The weakening of the Australian dollar (AUD) has been a topic of conversation for many in recent months. These talks have amplified over the past fortnight following the AUD’s tumble to its lowest value—relative to the U.S. dollar (USD)—in more than a decade.
It is incredible to think that it was only eight years ago when 1 AUD could buy 1.10 USD. As the graph below shows, that same 1 AUD cannot even afford 0.70 USD at present. What factors are responsible for this multi-year-long downtrend? And why are some analysts and economists anticipating that the AUD will continue depreciating toward 0.60 USD?
The AUD/USD pair is the weakest it has been in more than a decade (TradingView)
China’s Slowing Economy
The pace with which the Chinese economy has grown over recent decades has been extraordinary. This pace, though, has been slowing for a number of years—and continues to do so. As a result of this economic slowdown, there has been less demand from China for commodities such as iron ore and coal sold by companies based in Australia—which counts China as its largest trading partner. More recently, an escalating U.S.-China trade war has further weakened the currencies of those countries with strong trade links with China.
Loosening Monetary Policy
In June, the Reserve Bank of Australia (RBA) cut its official interest rate for the first time in almost three years. During this period, interest rates in Australia had been roughly two percentage points higher than those of other developed nations. This interest rate differential gave foreign currency investors a financial incentive to purchase AUD—strengthening its value relative to other currencies like the USD.
With the RBA declaring another 0.25-percentage-point cut to the official interest rate in July, this interest rate differential has significantly eroded. In fact, in some instances—such as the U.S., where the federal funds rate is 2.25 per cent at the time of writing—it has reversed entirely.
What a Weakening AUD Means
There are many winners and losers during periods in which the AUD is being pushed lower. A weaker AUD is welcome news for Australian businesses that sell to foreign customers—because their products become more price competitive on the international market—as well as the local tourism industry. A falling AUD is also beneficial to shareholders of ASX-listed companies that report earnings and pay dividends in another currency such as the USD.
The AUD’s depreciation is not desirable, however, for businesses that routinely import goods and services from other countries. Assuming Australian business owners do not wish to operate with tighter profit margins, the effect of a lower AUD will typically be passed on to consumers by way of increased sales prices.
This effect is exactly what has been happening in Australia’s petroleum market.

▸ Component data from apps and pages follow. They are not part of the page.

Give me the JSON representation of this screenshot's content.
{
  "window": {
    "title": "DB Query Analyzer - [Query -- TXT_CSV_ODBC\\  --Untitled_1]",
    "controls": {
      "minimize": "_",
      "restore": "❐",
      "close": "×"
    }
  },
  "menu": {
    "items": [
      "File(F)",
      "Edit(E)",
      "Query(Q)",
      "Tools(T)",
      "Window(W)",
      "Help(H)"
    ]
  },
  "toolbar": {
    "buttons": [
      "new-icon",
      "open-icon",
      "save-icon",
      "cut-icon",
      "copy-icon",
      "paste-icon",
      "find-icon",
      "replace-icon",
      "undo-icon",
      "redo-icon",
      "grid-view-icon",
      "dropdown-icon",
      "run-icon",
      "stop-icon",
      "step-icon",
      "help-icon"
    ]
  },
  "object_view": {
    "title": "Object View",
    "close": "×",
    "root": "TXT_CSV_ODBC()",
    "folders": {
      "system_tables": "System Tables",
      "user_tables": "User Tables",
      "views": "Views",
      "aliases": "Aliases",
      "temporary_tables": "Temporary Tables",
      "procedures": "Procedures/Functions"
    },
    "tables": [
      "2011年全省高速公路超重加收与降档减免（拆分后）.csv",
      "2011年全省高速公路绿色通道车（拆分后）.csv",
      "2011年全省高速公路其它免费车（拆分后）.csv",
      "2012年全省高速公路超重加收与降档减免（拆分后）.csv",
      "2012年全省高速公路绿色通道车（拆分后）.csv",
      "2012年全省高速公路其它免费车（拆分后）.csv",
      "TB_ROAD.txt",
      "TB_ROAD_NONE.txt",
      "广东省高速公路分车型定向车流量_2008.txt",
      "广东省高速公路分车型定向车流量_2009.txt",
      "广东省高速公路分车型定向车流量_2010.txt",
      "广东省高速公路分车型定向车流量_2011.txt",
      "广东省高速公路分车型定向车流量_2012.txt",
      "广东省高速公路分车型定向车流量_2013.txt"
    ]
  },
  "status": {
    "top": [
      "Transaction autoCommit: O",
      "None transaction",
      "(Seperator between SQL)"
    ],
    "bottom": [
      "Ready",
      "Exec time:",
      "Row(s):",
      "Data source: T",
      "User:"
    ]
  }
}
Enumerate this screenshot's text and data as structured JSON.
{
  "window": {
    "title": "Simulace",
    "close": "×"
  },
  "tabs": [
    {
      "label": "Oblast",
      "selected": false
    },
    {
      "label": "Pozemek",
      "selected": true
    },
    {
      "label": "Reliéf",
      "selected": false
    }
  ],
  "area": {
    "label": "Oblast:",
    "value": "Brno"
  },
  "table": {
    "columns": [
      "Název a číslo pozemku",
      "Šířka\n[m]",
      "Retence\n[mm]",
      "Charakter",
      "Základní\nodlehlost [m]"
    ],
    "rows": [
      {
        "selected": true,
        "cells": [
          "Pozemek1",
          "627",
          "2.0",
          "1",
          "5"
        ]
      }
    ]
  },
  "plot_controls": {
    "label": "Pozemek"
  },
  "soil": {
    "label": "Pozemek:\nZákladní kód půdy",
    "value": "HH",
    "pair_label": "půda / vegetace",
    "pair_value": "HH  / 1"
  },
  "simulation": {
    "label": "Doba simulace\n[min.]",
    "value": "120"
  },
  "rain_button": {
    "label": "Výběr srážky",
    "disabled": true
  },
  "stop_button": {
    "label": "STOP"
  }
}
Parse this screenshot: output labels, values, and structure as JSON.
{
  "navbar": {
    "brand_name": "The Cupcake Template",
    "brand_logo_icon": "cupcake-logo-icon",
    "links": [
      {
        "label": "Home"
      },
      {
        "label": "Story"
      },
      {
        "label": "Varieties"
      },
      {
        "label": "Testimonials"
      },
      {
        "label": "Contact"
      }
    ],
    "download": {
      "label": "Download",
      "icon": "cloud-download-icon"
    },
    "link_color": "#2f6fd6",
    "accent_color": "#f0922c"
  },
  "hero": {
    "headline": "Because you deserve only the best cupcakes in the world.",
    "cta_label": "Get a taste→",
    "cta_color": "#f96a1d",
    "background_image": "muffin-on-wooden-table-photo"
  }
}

In August, the Australian Competition and Consumer Competition (ACCC) reported that annual average retail petrol prices were at four-year highs in real terms (i.e., adjusted for inflation).
“The AUD–USD exchange rate is a significant determinant of Australia’s retail petrol prices because international refined
petrol is bought and sold in US dollars in global markets.” — Rod Sims (Chairman, ACCC)
Whilst the AUD has been depreciating for a number of years, it is worth keeping in mind that it is ultimately a reversion to the mean. Indeed, the beginning of this decade marked the only time the AUD traded above parity against the USD since the currency was floated in December 1983 by the Hawke government.